The other scandal was the very recent and fast incident that caused the sudden resignation of the former Secretary of State for Health Matt Hancock. Few months ago Matt Hancock insisted in a plan for making health records of million of people shareable and publicly available for science and research and potentially also for commercial uses, through a multitude of apps and a public database, without not even asking for patients' consent, in a blitz amply criticised by doctors, patients and charities. Similar plans have been dismissed various times for the past twenty or thirty years, or attempted and then quickly decommissioned: the idea of making health records available to everybody is not new, is one of the most controversial of the entire history of IT systems and electronic health records, being evident that the risks of errors are multiplied by the increased number of subjects accessing, creating and treating patients data without a single point of control and assessment of their reliability, integrity, completeness or accuracy. I did not understand clearly if the Government plan has now been halted or just delayed but what has struck my attention was the apparent genuine, very naive and yet incompetent attitude with which the former Secretary of State (and with him presumably many scrupulous civil servants and advisers) was convinced that the pressure of the pandemic could justify the sense of urgency in dealing with such a terribly complicated and complex matter. And at the same time it seems that a sense of urgency led somebody to disclose Matt Hancock's personal data in a sort of "revenge policy": photos of him were handed to the press, revealing that Hancock not only had appointed his lover in a post of Non Executive Director months ago, a very inappropriate and yet uncriticised initiative, but he was even caught on CCTV while embracing and kissing her in the office where the pair should have staid at a much safer distance according to Covid rules, to say the least. It seems the poor man was given the opportunity to learn, fast, that it may happen that the aggregation of data allows the discovery of new knowledge but is not at all true that "Data Save Lives" in all circumstances. On the contrary, serendipity can kill and destroy your life in seconds with no notice, either because data are disclosed or because they are not, because they tell damaging truths or even more damaging lies. Who knows what strategy is the right or the wrong one at any given moment?! A computer algorithm perhaps? Or a set of behavioural norms and rules implemented by different communities in different cultures?

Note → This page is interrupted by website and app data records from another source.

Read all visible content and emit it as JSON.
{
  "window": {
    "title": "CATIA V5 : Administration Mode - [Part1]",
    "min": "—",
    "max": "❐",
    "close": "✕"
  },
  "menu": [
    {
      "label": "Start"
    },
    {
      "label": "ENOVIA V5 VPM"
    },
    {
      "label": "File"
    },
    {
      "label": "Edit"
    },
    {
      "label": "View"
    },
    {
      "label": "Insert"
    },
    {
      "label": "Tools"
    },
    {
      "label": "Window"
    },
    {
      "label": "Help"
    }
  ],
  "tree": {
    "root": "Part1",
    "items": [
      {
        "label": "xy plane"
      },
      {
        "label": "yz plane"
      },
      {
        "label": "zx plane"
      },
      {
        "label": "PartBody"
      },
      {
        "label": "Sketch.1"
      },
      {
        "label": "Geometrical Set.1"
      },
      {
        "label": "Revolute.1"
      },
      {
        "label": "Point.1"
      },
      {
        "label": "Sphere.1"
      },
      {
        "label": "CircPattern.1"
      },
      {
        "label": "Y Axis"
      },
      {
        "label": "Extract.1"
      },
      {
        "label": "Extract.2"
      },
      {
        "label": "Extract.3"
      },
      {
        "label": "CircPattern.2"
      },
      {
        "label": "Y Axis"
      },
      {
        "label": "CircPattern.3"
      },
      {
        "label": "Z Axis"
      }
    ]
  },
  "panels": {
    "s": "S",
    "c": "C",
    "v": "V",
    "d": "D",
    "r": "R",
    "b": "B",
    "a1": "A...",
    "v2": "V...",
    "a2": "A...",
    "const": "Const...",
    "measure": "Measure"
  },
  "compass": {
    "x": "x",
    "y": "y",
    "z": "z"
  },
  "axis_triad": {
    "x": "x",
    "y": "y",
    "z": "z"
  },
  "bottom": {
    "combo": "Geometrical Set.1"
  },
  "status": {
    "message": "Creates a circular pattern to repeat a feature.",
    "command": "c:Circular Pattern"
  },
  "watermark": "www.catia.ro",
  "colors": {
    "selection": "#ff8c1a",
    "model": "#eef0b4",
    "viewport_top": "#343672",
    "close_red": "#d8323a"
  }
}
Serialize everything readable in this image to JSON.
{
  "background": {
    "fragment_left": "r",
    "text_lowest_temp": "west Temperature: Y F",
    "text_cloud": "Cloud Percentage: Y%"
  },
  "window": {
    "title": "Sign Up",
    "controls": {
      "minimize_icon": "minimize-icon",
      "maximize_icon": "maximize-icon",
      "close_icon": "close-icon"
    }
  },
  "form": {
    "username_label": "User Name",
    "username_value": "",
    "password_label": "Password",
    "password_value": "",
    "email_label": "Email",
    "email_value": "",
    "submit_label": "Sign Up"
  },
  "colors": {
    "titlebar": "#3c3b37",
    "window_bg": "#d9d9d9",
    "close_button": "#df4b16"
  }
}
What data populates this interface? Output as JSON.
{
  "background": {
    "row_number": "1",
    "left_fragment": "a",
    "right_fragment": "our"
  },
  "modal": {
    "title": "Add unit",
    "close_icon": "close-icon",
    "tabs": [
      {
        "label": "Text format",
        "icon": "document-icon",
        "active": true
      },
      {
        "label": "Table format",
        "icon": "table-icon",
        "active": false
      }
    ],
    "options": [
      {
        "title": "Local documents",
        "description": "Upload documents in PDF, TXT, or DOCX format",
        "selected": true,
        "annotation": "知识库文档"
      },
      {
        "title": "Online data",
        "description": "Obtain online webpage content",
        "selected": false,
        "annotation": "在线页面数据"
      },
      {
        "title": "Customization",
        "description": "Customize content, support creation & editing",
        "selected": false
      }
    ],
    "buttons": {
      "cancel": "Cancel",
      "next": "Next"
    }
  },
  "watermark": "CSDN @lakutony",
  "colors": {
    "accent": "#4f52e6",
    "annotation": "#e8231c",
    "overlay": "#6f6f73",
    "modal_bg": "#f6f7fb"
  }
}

The two scandals can move people to various degrees of indignation and suggest there are lessons to be learned about the three V of big data (volume, velocity, variety) in any context, showing the appalling lack of data literacy at all levels.

What these two scandals say to me is that the civil society (including professionals) as well as the political class still have to develop an awareness of what we can call knowledge governance, the grammar of which should be made of both technical standards and behavioural norms.

From Tweets and photos shared through Instagram to anything we buy with a credit card, from medical records to movies and obviously accounting data, records of books or CCTV frames, everything can be run in a totally agile and very undocumented way, satisfying the thirst of data access and sense of belonging to a group of community of data sharers. But that does not create knowledge. Data can be left behind in territories where nobody is anymore responsible for their curation, starting snowballs effects that are detrimental for everybody, and yet they keep on ping-ponging among systems that we have made interoperable - therefore they appear technically trustable for integrity, or are categorised as such according to data frameworks. Worse, auditing trails can be destroyed or fabricated and mangled at any time by corrupted individuals.

It is not at all true that data save lives in all circumstances. Knowledge governance does.